In ancient Greek philosophy, particularly found in the studies of Aristoteles, the main idea of its teaching describe the desire of finding balance. Aristoteles used the terms finding the “golden mean” or the “golden middle way”, also presented as the desirable middle between two extremes. It was the extreme of excess and deficiency, attributes roughly seen and experienced nowadays. Aristoteles describes his thoughts of keeping the extremes in balance by using the following selection of words. His viewpoint of courage was described as virtue, but taking it to excess leads to recklessness, its deficiency to cowardice. Hence, according to Aristoteles studies, finding the middle way was true virtue, or in other words competence and efficiency. Tracing back to Greek mentality, writings state that finding the “golden mean” was seen as an attribute of beauty. Beyond that, ancient Greeks believed in a strong association in mathematics between beauty and truth, which results in a particular formula: the three main elements of beauty are found in 1. symmetry, 2. proportion and 3. harmony. What is more, beauty was seen as an object of love. Hence, its imitation and reproduction was deeply implemented in their lives, for instance performed in architecture, politics and education (paidia, todays pedagogy). The sum of all personal as well as social activities is judged by this specific kind of mentality - keeping the extremes balanced according to symmetry, proportion and harmony.

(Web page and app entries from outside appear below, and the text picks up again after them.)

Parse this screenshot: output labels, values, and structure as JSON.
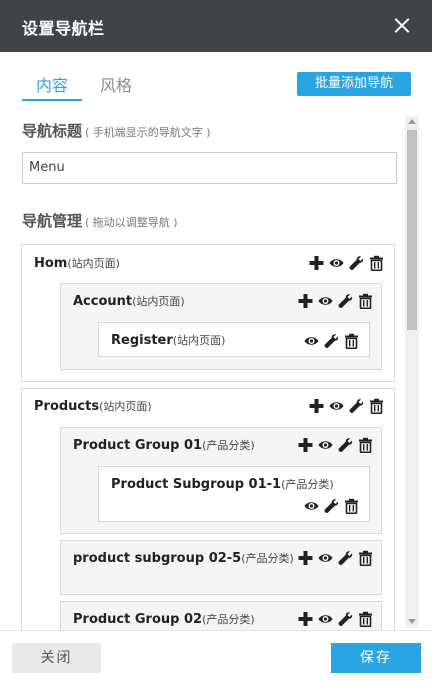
{
  "dialog": {
    "title": "设置导航栏"
  },
  "tabs": [
    {
      "label": "内容",
      "active": true
    },
    {
      "label": "风格",
      "active": false
    }
  ],
  "batch_add_label": "批量添加导航",
  "nav_title_section": {
    "title": "导航标题",
    "hint": "( 手机端显示的导航文字 )"
  },
  "menu_input": {
    "value": "Menu"
  },
  "nav_manage_section": {
    "title": "导航管理",
    "hint": "( 拖动以调整导航 )"
  },
  "nav_items": {
    "hom": {
      "name": "Hom",
      "type": "(站内页面)"
    },
    "account": {
      "name": "Account",
      "type": "(站内页面)"
    },
    "register": {
      "name": "Register",
      "type": "(站内页面)"
    },
    "products": {
      "name": "Products",
      "type": "(站内页面)"
    },
    "pg01": {
      "name": "Product Group 01",
      "type": "(产品分类)"
    },
    "psg011": {
      "name": "Product Subgroup 01-1",
      "type": "(产品分类)"
    },
    "psg025": {
      "name": "product subgroup 02-5",
      "type": "(产品分类)"
    },
    "pg02": {
      "name": "Product Group 02",
      "type": "(产品分类)"
    }
  },
  "footer": {
    "close_label": "关闭",
    "save_label": "保存"
  },
  "colors": {
    "header_bg": "#3f4448",
    "accent": "#2aa5e3"
  },
  "icons": [
    "close-icon",
    "add-icon",
    "eye-icon",
    "wrench-icon",
    "trash-icon"
  ]
}
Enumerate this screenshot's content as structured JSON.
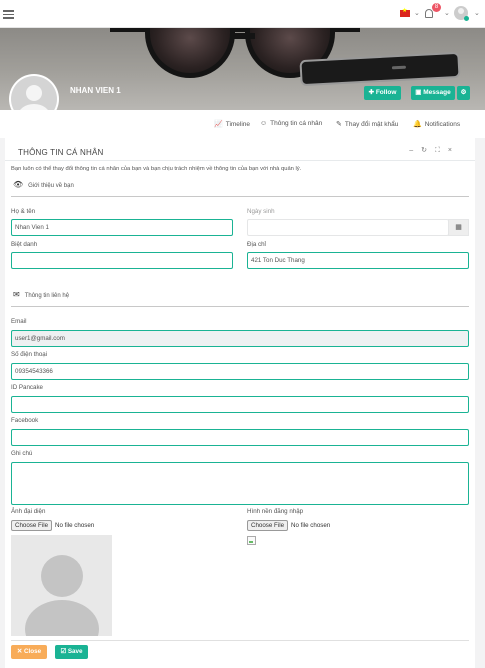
{
  "topbar": {
    "notification_count": "8"
  },
  "profile": {
    "name": "NHAN VIEN 1",
    "follow_label": "Follow",
    "message_label": "Message"
  },
  "tabs": [
    {
      "label": "Timeline",
      "icon": "chart-line-icon"
    },
    {
      "label": "Thông tin cá nhân",
      "icon": "user-icon"
    },
    {
      "label": "Thay đổi mật khẩu",
      "icon": "edit-icon"
    },
    {
      "label": "Notifications",
      "icon": "bell-icon"
    }
  ],
  "card": {
    "title": "THÔNG TIN CÁ NHÂN",
    "description": "Bạn luôn có thể thay đổi thông tin cá nhân của bạn và bạn chịu trách nhiệm về thông tin của bạn với nhà quản lý.",
    "section_intro": "Giới thiệu về bạn",
    "section_contact": "Thông tin liên hệ"
  },
  "form": {
    "fullname_label": "Họ & tên",
    "fullname_value": "Nhan Vien 1",
    "dob_label": "Ngày sinh",
    "dob_value": "",
    "nickname_label": "Biệt danh",
    "nickname_value": "",
    "address_label": "Địa chỉ",
    "address_value": "421 Ton Duc Thang",
    "email_label": "Email",
    "email_value": "user1@gmail.com",
    "phone_label": "Số điện thoại",
    "phone_value": "09354543366",
    "pancake_label": "ID Pancake",
    "pancake_value": "",
    "facebook_label": "Facebook",
    "facebook_value": "",
    "note_label": "Ghi chú",
    "avatar_label": "Ảnh đại diện",
    "login_bg_label": "Hình nền đăng nhập",
    "choose_file": "Choose File",
    "no_file": "No file chosen"
  },
  "actions": {
    "close_label": "Close",
    "save_label": "Save"
  },
  "colors": {
    "accent": "#1ab394",
    "danger": "#f8ac59",
    "badge": "#ed5565"
  }
}
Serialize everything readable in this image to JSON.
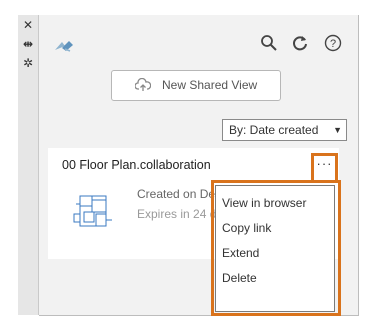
{
  "toolbar_strip": {
    "icons": [
      "close-icon",
      "collapse-panel-icon",
      "settings-icon"
    ]
  },
  "header": {
    "icons": [
      "shared-views-logo-icon",
      "search-icon",
      "refresh-icon",
      "help-icon"
    ]
  },
  "new_shared_view": {
    "label": "New Shared View",
    "icon": "cloud-upload-icon"
  },
  "sort": {
    "selected": "By: Date created"
  },
  "view_card": {
    "title": "00 Floor Plan.collaboration",
    "created_text": "Created on De",
    "expires_text": "Expires in 24 d",
    "more_label": "···"
  },
  "context_menu": {
    "items": [
      "View in browser",
      "Copy link",
      "Extend",
      "Delete"
    ]
  },
  "colors": {
    "highlight": "#d9731c",
    "panel_bg": "#f2f2f2",
    "strip_bg": "#e6e6e6"
  }
}
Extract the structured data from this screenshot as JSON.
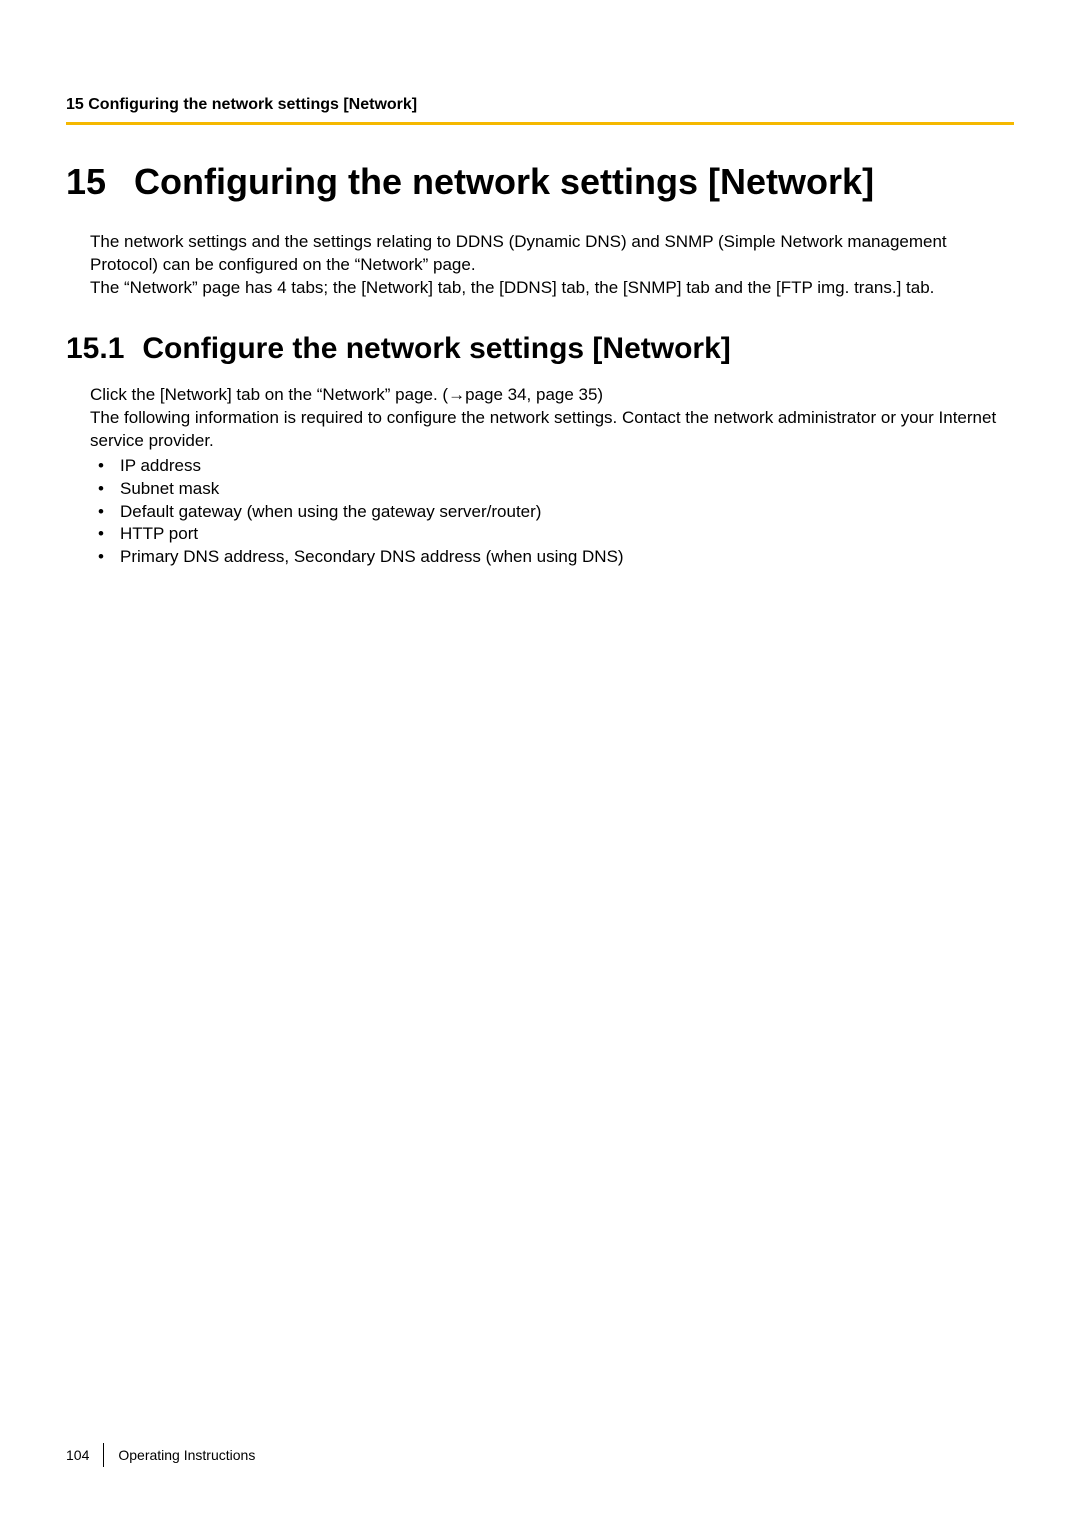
{
  "header": {
    "running_head": "15 Configuring the network settings [Network]"
  },
  "chapter": {
    "number": "15",
    "title": "Configuring the network settings [Network]",
    "intro_para_1": "The network settings and the settings relating to DDNS (Dynamic DNS) and SNMP (Simple Network management Protocol) can be configured on the “Network” page.",
    "intro_para_2": "The “Network” page has 4 tabs; the [Network] tab, the [DDNS] tab, the [SNMP] tab and the [FTP img. trans.] tab."
  },
  "section": {
    "number": "15.1",
    "title": "Configure the network settings [Network]",
    "para_1": "Click the [Network] tab on the “Network” page. (→page 34, page 35)",
    "para_2": "The following information is required to configure the network settings. Contact the network administrator or your Internet service provider.",
    "bullets": [
      "IP address",
      "Subnet mask",
      "Default gateway (when using the gateway server/router)",
      "HTTP port",
      "Primary DNS address, Secondary DNS address (when using DNS)"
    ]
  },
  "footer": {
    "page_number": "104",
    "doc_title": "Operating Instructions"
  }
}
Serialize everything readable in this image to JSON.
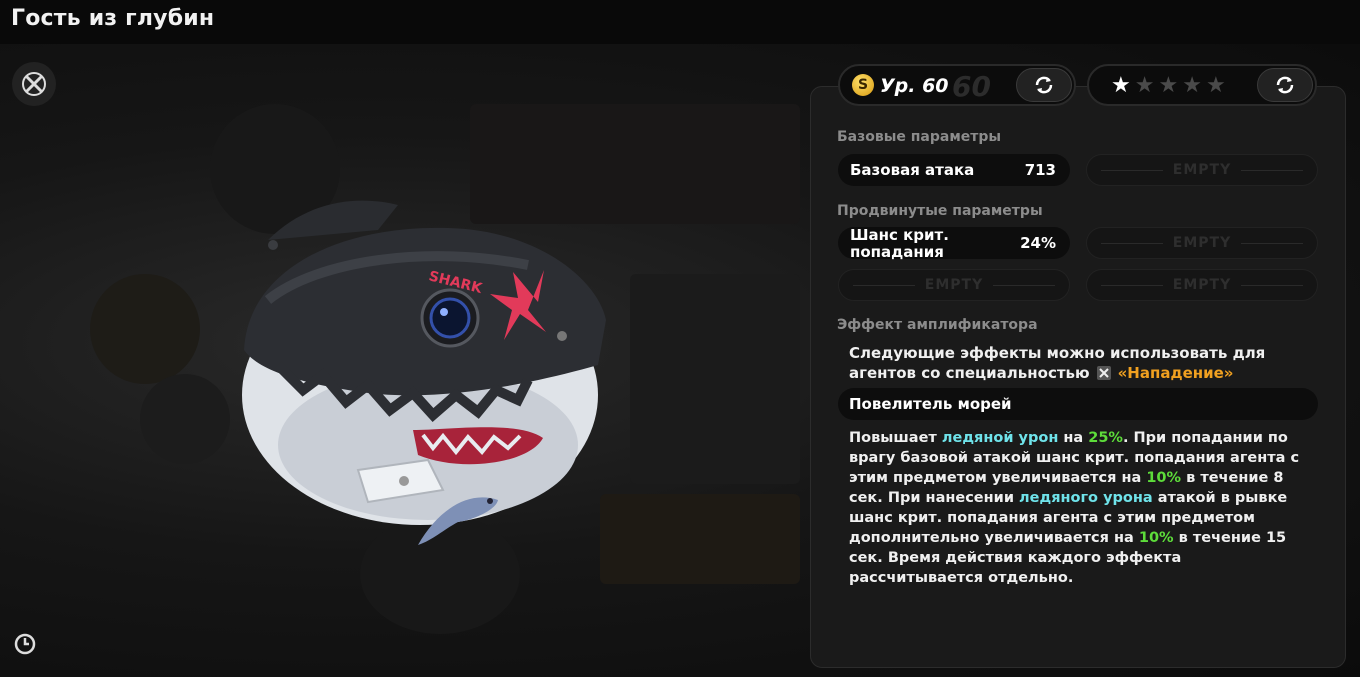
{
  "window": {
    "title": "Гость из глубин"
  },
  "level": {
    "label": "Ур. 60",
    "coin_letter": "S",
    "max_label": "60",
    "refresh_icon": "refresh-icon"
  },
  "rarity": {
    "stars_filled": 1,
    "stars_total": 5
  },
  "base_params": {
    "heading": "Базовые параметры",
    "stats": [
      {
        "name": "Базовая атака",
        "value": "713"
      }
    ],
    "empty_label": "EMPTY"
  },
  "advanced_params": {
    "heading": "Продвинутые параметры",
    "stats": [
      {
        "name_line1": "Шанс крит.",
        "name_line2": "попадания",
        "value": "24%"
      }
    ],
    "empty_label": "EMPTY"
  },
  "amplifier": {
    "heading": "Эффект амплификатора",
    "intro_text": "Следующие эффекты можно использовать для агентов со специальностью",
    "specialty": "«Нападение»",
    "effect_name": "Повелитель морей"
  },
  "description": {
    "segments": [
      {
        "text": "Повышает ",
        "hl": ""
      },
      {
        "text": "ледяной урон",
        "hl": "ice"
      },
      {
        "text": " на ",
        "hl": ""
      },
      {
        "text": "25%",
        "hl": "num"
      },
      {
        "text": ". При попадании по врагу базовой атакой шанс крит. попадания агента с этим предметом увеличивается на ",
        "hl": ""
      },
      {
        "text": "10%",
        "hl": "num"
      },
      {
        "text": " в течение 8 сек. При нанесении ",
        "hl": ""
      },
      {
        "text": "ледяного урона",
        "hl": "ice"
      },
      {
        "text": " атакой в рывке шанс крит. попадания агента с этим предметом дополнительно увеличивается на ",
        "hl": ""
      },
      {
        "text": "10%",
        "hl": "num"
      },
      {
        "text": " в течение 15 сек. Время действия каждого эффекта рассчитывается отдельно.",
        "hl": ""
      }
    ]
  },
  "colors": {
    "accent_gold": "#f0a020",
    "ice_highlight": "#6fe3ea",
    "number_highlight": "#5ddc3a"
  }
}
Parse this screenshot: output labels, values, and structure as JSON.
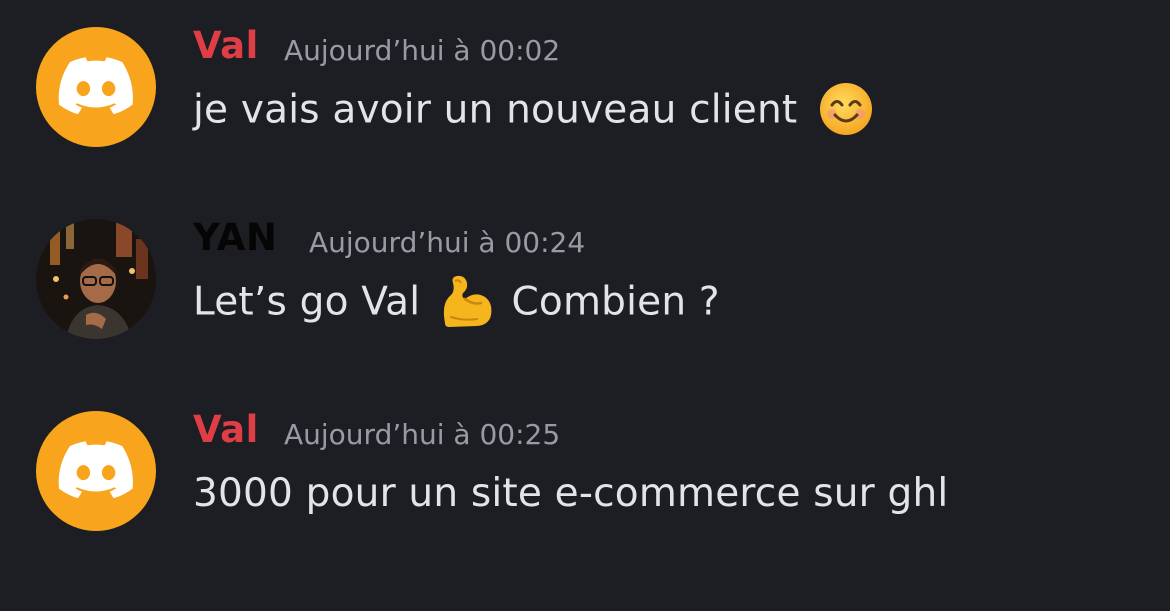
{
  "colors": {
    "background": "#1d1e23",
    "val_name": "#e03e46",
    "yan_name": "#050505",
    "timestamp": "#9a9ba2",
    "message_text": "#e3e4e8",
    "discord_avatar": "#f8a41d"
  },
  "messages": [
    {
      "author": "Val",
      "timestamp": "Aujourd’hui à 00:02",
      "text": "je vais avoir un nouveau client",
      "emoji": "smiling-face-with-smiling-eyes",
      "avatar": "discord-logo-icon"
    },
    {
      "author": "YAN",
      "timestamp": "Aujourd’hui à 00:24",
      "text_before": "Let’s go Val",
      "emoji": "flexed-biceps",
      "text_after": "Combien ?",
      "avatar": "user-photo"
    },
    {
      "author": "Val",
      "timestamp": "Aujourd’hui à 00:25",
      "text": "3000 pour un site e-commerce sur ghl",
      "avatar": "discord-logo-icon"
    }
  ]
}
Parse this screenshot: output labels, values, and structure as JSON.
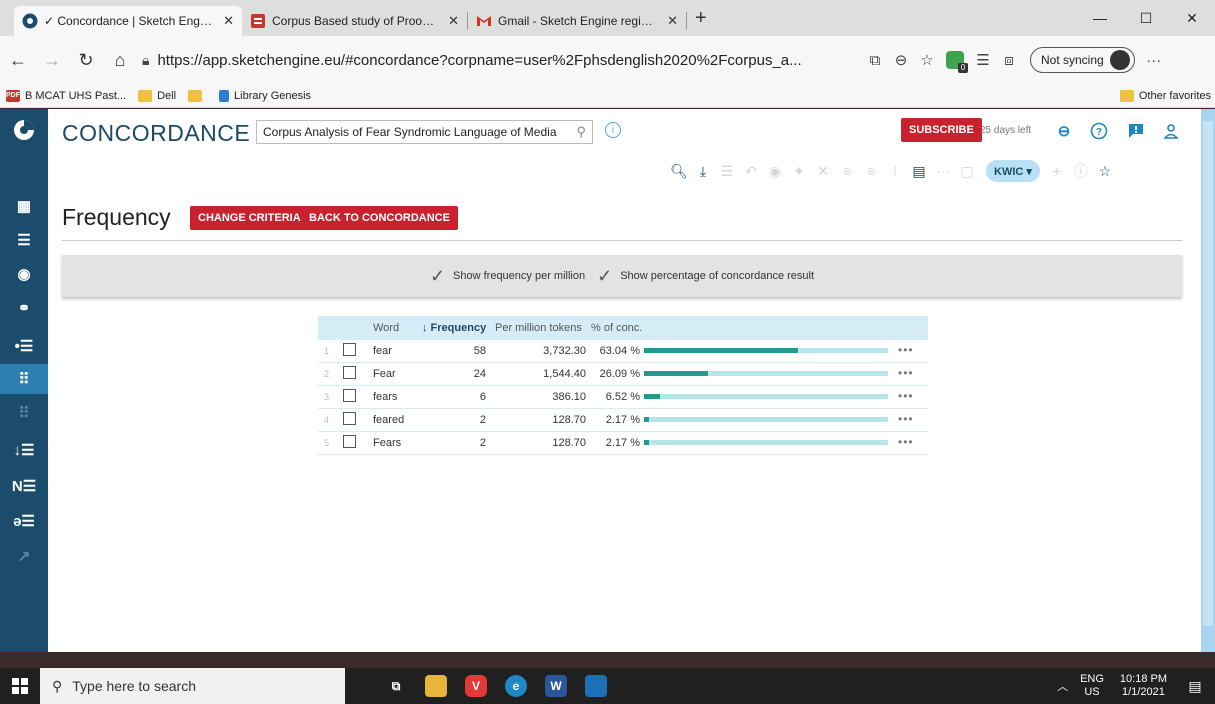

To make these thoughts a more current subject of matter, the following image presents the BALANCING WHEEL, in which Aristoteles foundation of finding the “golden mean” (following symmetry, proportion and harmony) connects to modern social demands and individual tasks.
the balancing wheel
The BALANCING WHEEL describes, when keeping not only work duties but most significant all other life aspects in symmetry (blue headlines) and taking care of its proportions (red description), the wheel, a metaphor for life, starts spinning. In this way we enable harmony to evolve. As a result the BALANCING WHEEL is able to move back and forth in its very individual rhythm - today often called FLOW - the beauty of life.
To garnish your thoughts with some more imaginative ideas, I would like to refer to one of the earliest presentation in Greek mythology of this kind. The Greek culture offers plenty of mythological legends. Those tales want to describe life on its meta-level-perspective. Moreover, they enable a rather objective viewpoint, as far as this is possible, and create a foundation for self-reflection and self-evaluation. The following mythological legend descends from Crete and it involves Daedalus, a famous artist of this time, and his son Icarus. Daedalus wanted to escape from the Minoan empire and King Minos restrictions, so he built feathered wings using wax for him and his son. Trying to flee, Daedalus told his son to “fly the middle way” right between the deep waters of the sea and the sun’s extraordinary heat. While Icarus started flying, he did not heed his fathers advice. He flew to close to the sun, which caused his wings to melt. Icarus fell into the sea and drowned.
This short mythological piece of art symbolizes balance to its fullest. If you choose to live by the extremes, you will drown. Though if you choose the middle way, YOU WILL FLY!
Find your “golden mean” and have a balanced CW #15.